(SOURCE INFORMATION)
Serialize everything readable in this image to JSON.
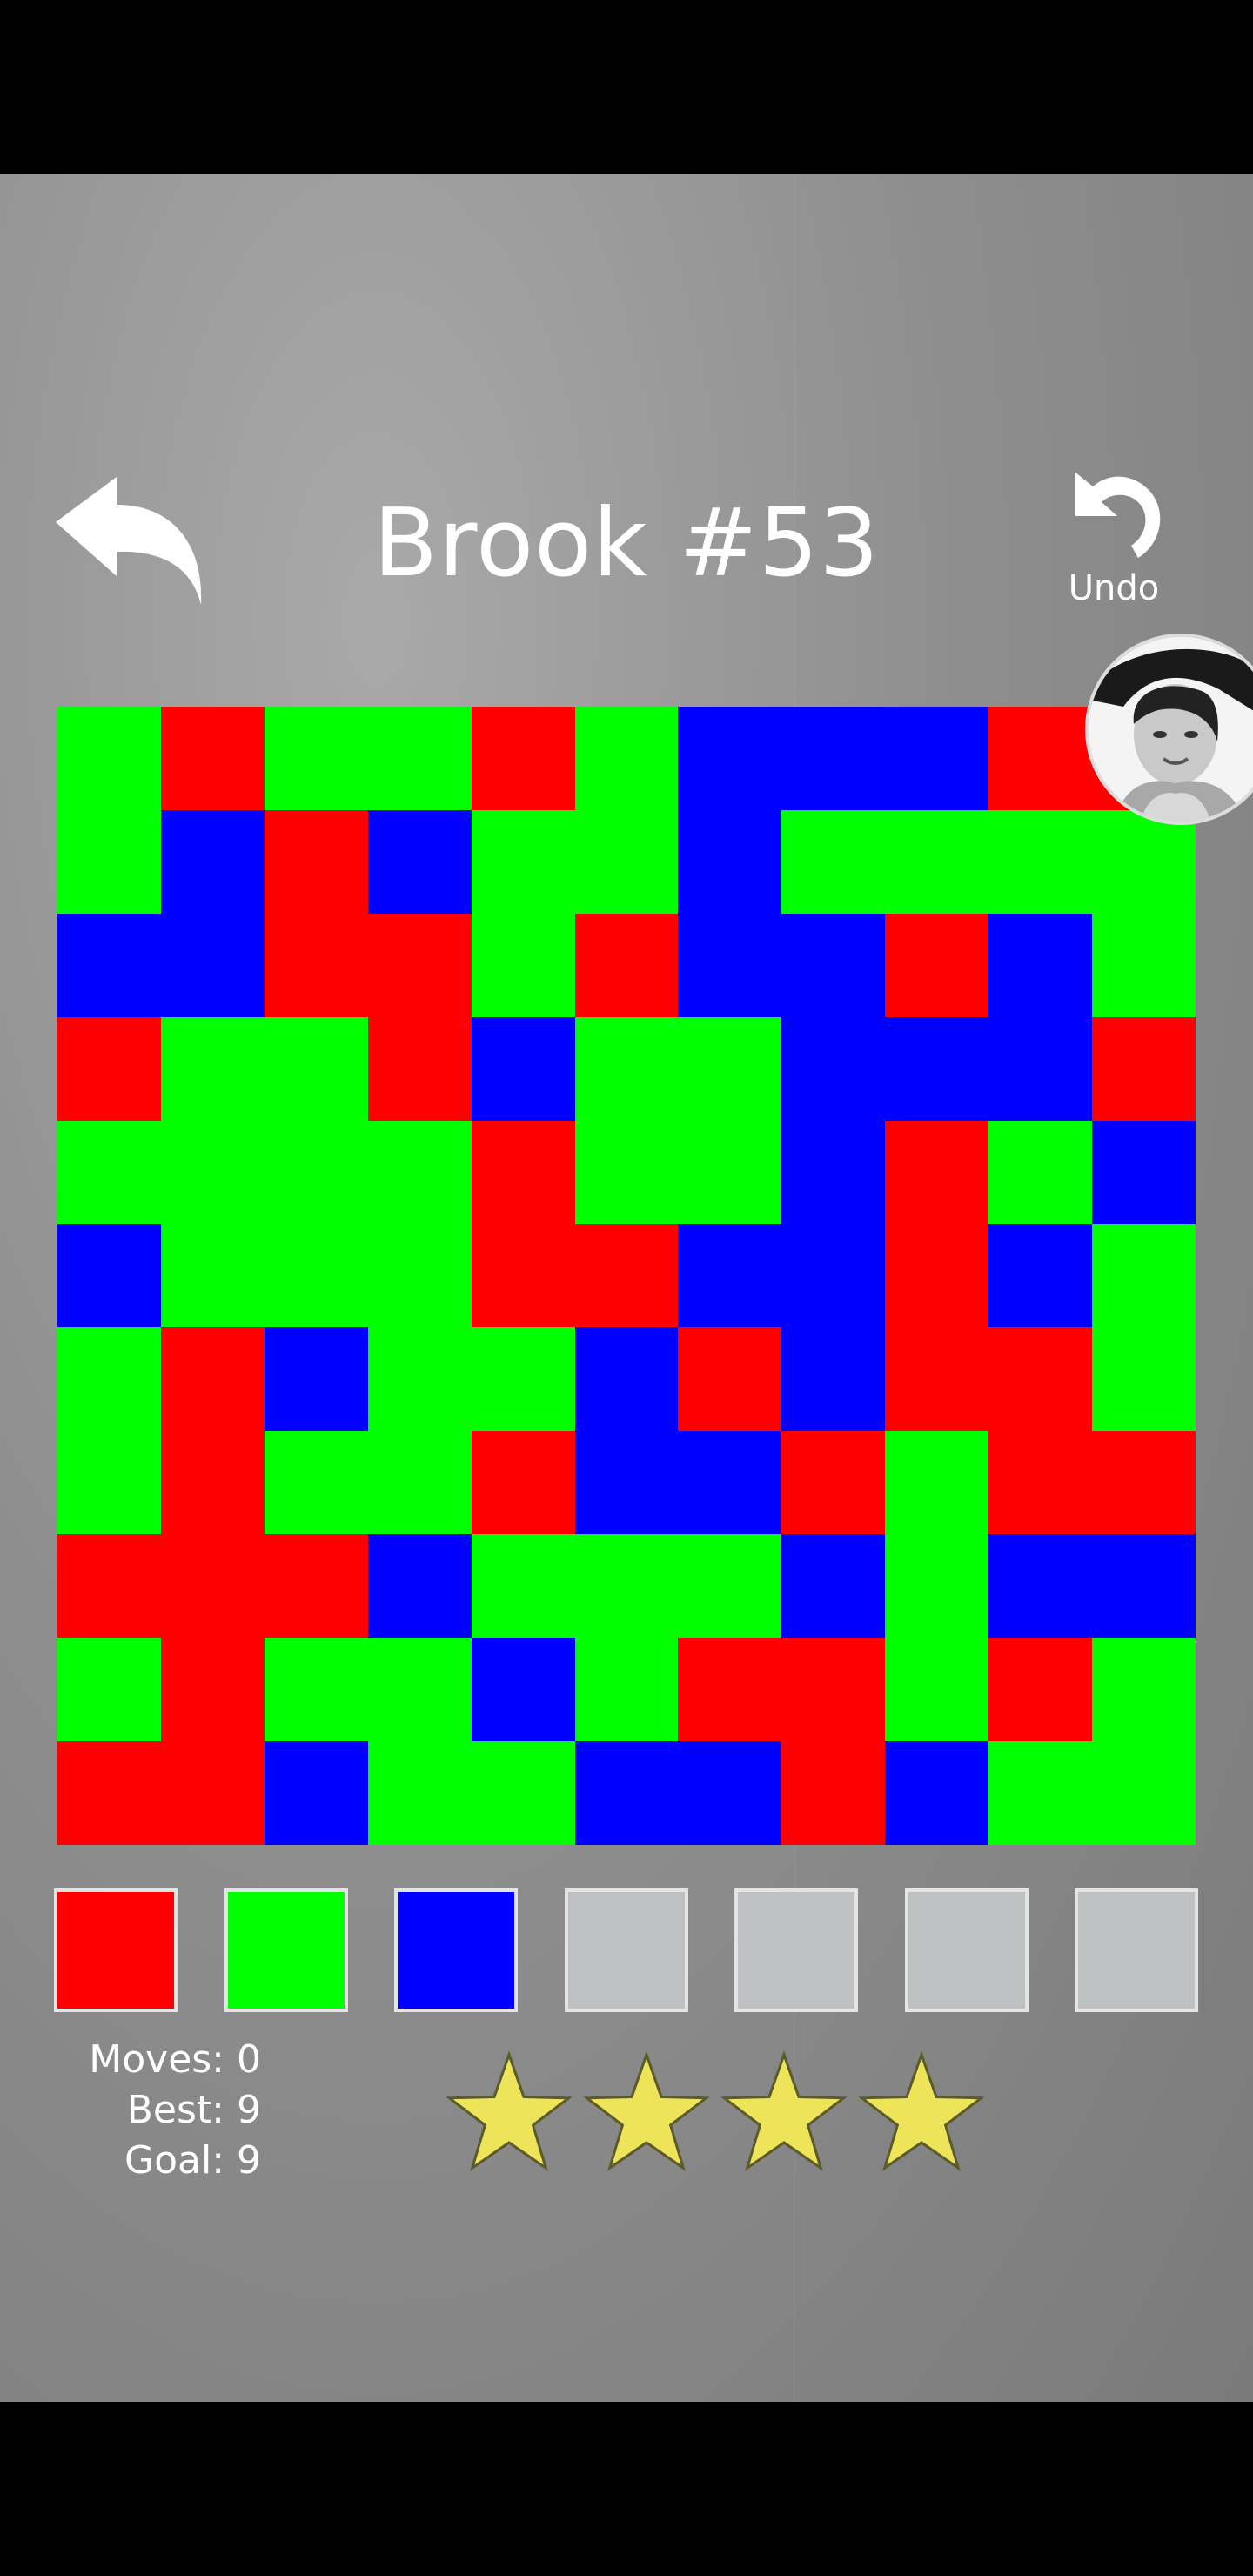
{
  "header": {
    "title": "Brook #53",
    "undo_label": "Undo"
  },
  "icons": {
    "back": "back-arrow-icon",
    "undo": "undo-arrow-icon",
    "avatar": "avatar-photo",
    "star": "star-icon"
  },
  "colors": {
    "R": "#ff0000",
    "G": "#00ff00",
    "B": "#0000ff",
    "empty_swatch": "#bdc1c2",
    "star_fill": "#ede45a",
    "star_stroke": "#5a5a2a"
  },
  "board": {
    "rows": [
      [
        "G",
        "R",
        "G",
        "G",
        "R",
        "G",
        "B",
        "B",
        "B",
        "R",
        "R"
      ],
      [
        "G",
        "B",
        "R",
        "B",
        "G",
        "G",
        "B",
        "G",
        "G",
        "G",
        "G"
      ],
      [
        "B",
        "B",
        "R",
        "R",
        "G",
        "R",
        "B",
        "B",
        "R",
        "B",
        "G"
      ],
      [
        "R",
        "G",
        "G",
        "R",
        "B",
        "G",
        "G",
        "B",
        "B",
        "B",
        "R"
      ],
      [
        "G",
        "G",
        "G",
        "G",
        "R",
        "G",
        "G",
        "B",
        "R",
        "G",
        "B"
      ],
      [
        "B",
        "G",
        "G",
        "G",
        "R",
        "R",
        "B",
        "B",
        "R",
        "B",
        "G"
      ],
      [
        "G",
        "R",
        "B",
        "G",
        "G",
        "B",
        "R",
        "B",
        "R",
        "R",
        "G"
      ],
      [
        "G",
        "R",
        "G",
        "G",
        "R",
        "B",
        "B",
        "R",
        "G",
        "R",
        "R"
      ],
      [
        "R",
        "R",
        "R",
        "B",
        "G",
        "G",
        "G",
        "B",
        "G",
        "B",
        "B"
      ],
      [
        "G",
        "R",
        "G",
        "G",
        "B",
        "G",
        "R",
        "R",
        "G",
        "R",
        "G"
      ],
      [
        "R",
        "R",
        "B",
        "G",
        "G",
        "B",
        "B",
        "R",
        "B",
        "G",
        "G"
      ]
    ]
  },
  "palette": [
    "R",
    "G",
    "B",
    "empty",
    "empty",
    "empty",
    "empty"
  ],
  "stats": {
    "moves": "Moves: 0",
    "best": "Best: 9",
    "goal": "Goal: 9"
  },
  "stars_count": 4
}
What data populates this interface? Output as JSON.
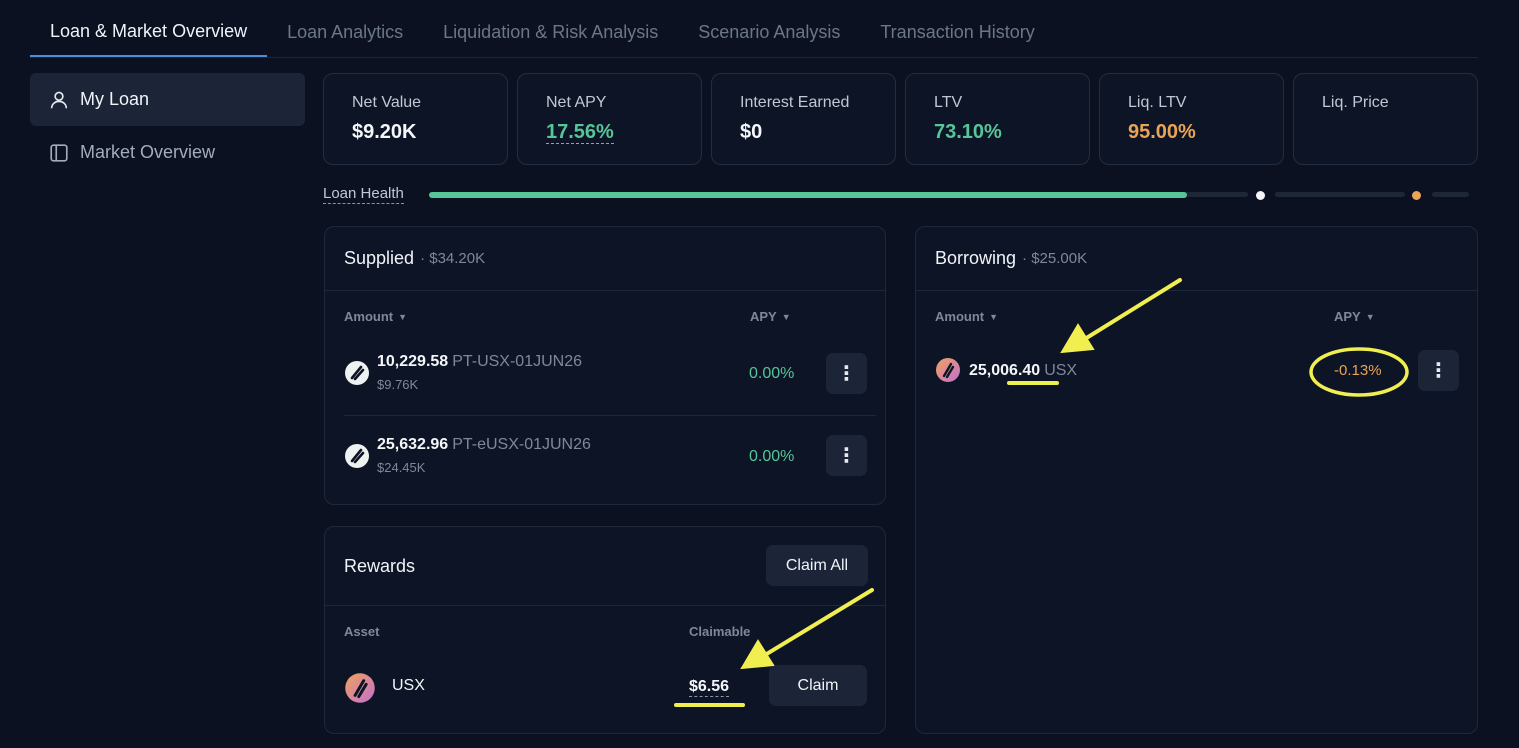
{
  "tabs": [
    {
      "label": "Loan & Market Overview"
    },
    {
      "label": "Loan Analytics"
    },
    {
      "label": "Liquidation & Risk Analysis"
    },
    {
      "label": "Scenario Analysis"
    },
    {
      "label": "Transaction History"
    }
  ],
  "sidebar": {
    "items": [
      {
        "label": "My Loan",
        "icon": "user-icon"
      },
      {
        "label": "Market Overview",
        "icon": "panel-icon"
      }
    ]
  },
  "stats": {
    "net_value": {
      "label": "Net Value",
      "value": "$9.20K"
    },
    "net_apy": {
      "label": "Net APY",
      "value": "17.56%"
    },
    "interest_earned": {
      "label": "Interest Earned",
      "value": "$0"
    },
    "ltv": {
      "label": "LTV",
      "value": "73.10%"
    },
    "liq_ltv": {
      "label": "Liq. LTV",
      "value": "95.00%"
    },
    "liq_price": {
      "label": "Liq. Price",
      "value": ""
    }
  },
  "loan_health": {
    "label": "Loan Health",
    "fill_fraction": 0.731
  },
  "supplied": {
    "title": "Supplied",
    "total": "· $34.20K",
    "col_amount": "Amount",
    "col_apy": "APY",
    "rows": [
      {
        "amount": "10,229.58",
        "token": "PT-USX-01JUN26",
        "usd": "$9.76K",
        "apy": "0.00%"
      },
      {
        "amount": "25,632.96",
        "token": "PT-eUSX-01JUN26",
        "usd": "$24.45K",
        "apy": "0.00%"
      }
    ]
  },
  "borrowing": {
    "title": "Borrowing",
    "total": "· $25.00K",
    "col_amount": "Amount",
    "col_apy": "APY",
    "rows": [
      {
        "amount": "25,006.40",
        "token": "USX",
        "apy": "-0.13%"
      }
    ]
  },
  "rewards": {
    "title": "Rewards",
    "claim_all": "Claim All",
    "col_asset": "Asset",
    "col_claimable": "Claimable",
    "rows": [
      {
        "asset": "USX",
        "claimable": "$6.56",
        "claim": "Claim"
      }
    ]
  },
  "colors": {
    "accent_green": "#56c597",
    "accent_orange": "#e9a455",
    "annotation": "#f1ef4f"
  }
}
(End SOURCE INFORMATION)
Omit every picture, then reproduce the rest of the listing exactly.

*RESPONSE BOX*
Serialize everything readable in this image to JSON.
{
  "header": {
    "title": "Brook #53",
    "undo_label": "Undo"
  },
  "icons": {
    "back": "back-arrow-icon",
    "undo": "undo-arrow-icon",
    "avatar": "avatar-photo",
    "star": "star-icon"
  },
  "colors": {
    "R": "#ff0000",
    "G": "#00ff00",
    "B": "#0000ff",
    "empty_swatch": "#bdc1c2",
    "star_fill": "#ede45a",
    "star_stroke": "#5a5a2a"
  },
  "board": {
    "rows": [
      [
        "G",
        "R",
        "G",
        "G",
        "R",
        "G",
        "B",
        "B",
        "B",
        "R",
        "R"
      ],
      [
        "G",
        "B",
        "R",
        "B",
        "G",
        "G",
        "B",
        "G",
        "G",
        "G",
        "G"
      ],
      [
        "B",
        "B",
        "R",
        "R",
        "G",
        "R",
        "B",
        "B",
        "R",
        "B",
        "G"
      ],
      [
        "R",
        "G",
        "G",
        "R",
        "B",
        "G",
        "G",
        "B",
        "B",
        "B",
        "R"
      ],
      [
        "G",
        "G",
        "G",
        "G",
        "R",
        "G",
        "G",
        "B",
        "R",
        "G",
        "B"
      ],
      [
        "B",
        "G",
        "G",
        "G",
        "R",
        "R",
        "B",
        "B",
        "R",
        "B",
        "G"
      ],
      [
        "G",
        "R",
        "B",
        "G",
        "G",
        "B",
        "R",
        "B",
        "R",
        "R",
        "G"
      ],
      [
        "G",
        "R",
        "G",
        "G",
        "R",
        "B",
        "B",
        "R",
        "G",
        "R",
        "R"
      ],
      [
        "R",
        "R",
        "R",
        "B",
        "G",
        "G",
        "G",
        "B",
        "G",
        "B",
        "B"
      ],
      [
        "G",
        "R",
        "G",
        "G",
        "B",
        "G",
        "R",
        "R",
        "G",
        "R",
        "G"
      ],
      [
        "R",
        "R",
        "B",
        "G",
        "G",
        "B",
        "B",
        "R",
        "B",
        "G",
        "G"
      ]
    ]
  },
  "palette": [
    "R",
    "G",
    "B",
    "empty",
    "empty",
    "empty",
    "empty"
  ],
  "stats": {
    "moves": "Moves: 0",
    "best": "Best: 9",
    "goal": "Goal: 9"
  },
  "stars_count": 4
}
What data populates this interface? Output as JSON.
{
  "tabs": [
    {
      "label": "Loan & Market Overview"
    },
    {
      "label": "Loan Analytics"
    },
    {
      "label": "Liquidation & Risk Analysis"
    },
    {
      "label": "Scenario Analysis"
    },
    {
      "label": "Transaction History"
    }
  ],
  "sidebar": {
    "items": [
      {
        "label": "My Loan",
        "icon": "user-icon"
      },
      {
        "label": "Market Overview",
        "icon": "panel-icon"
      }
    ]
  },
  "stats": {
    "net_value": {
      "label": "Net Value",
      "value": "$9.20K"
    },
    "net_apy": {
      "label": "Net APY",
      "value": "17.56%"
    },
    "interest_earned": {
      "label": "Interest Earned",
      "value": "$0"
    },
    "ltv": {
      "label": "LTV",
      "value": "73.10%"
    },
    "liq_ltv": {
      "label": "Liq. LTV",
      "value": "95.00%"
    },
    "liq_price": {
      "label": "Liq. Price",
      "value": ""
    }
  },
  "loan_health": {
    "label": "Loan Health",
    "fill_fraction": 0.731
  },
  "supplied": {
    "title": "Supplied",
    "total": "· $34.20K",
    "col_amount": "Amount",
    "col_apy": "APY",
    "rows": [
      {
        "amount": "10,229.58",
        "token": "PT-USX-01JUN26",
        "usd": "$9.76K",
        "apy": "0.00%"
      },
      {
        "amount": "25,632.96",
        "token": "PT-eUSX-01JUN26",
        "usd": "$24.45K",
        "apy": "0.00%"
      }
    ]
  },
  "borrowing": {
    "title": "Borrowing",
    "total": "· $25.00K",
    "col_amount": "Amount",
    "col_apy": "APY",
    "rows": [
      {
        "amount": "25,006.40",
        "token": "USX",
        "apy": "-0.13%"
      }
    ]
  },
  "rewards": {
    "title": "Rewards",
    "claim_all": "Claim All",
    "col_asset": "Asset",
    "col_claimable": "Claimable",
    "rows": [
      {
        "asset": "USX",
        "claimable": "$6.56",
        "claim": "Claim"
      }
    ]
  },
  "colors": {
    "accent_green": "#56c597",
    "accent_orange": "#e9a455",
    "annotation": "#f1ef4f"
  }
}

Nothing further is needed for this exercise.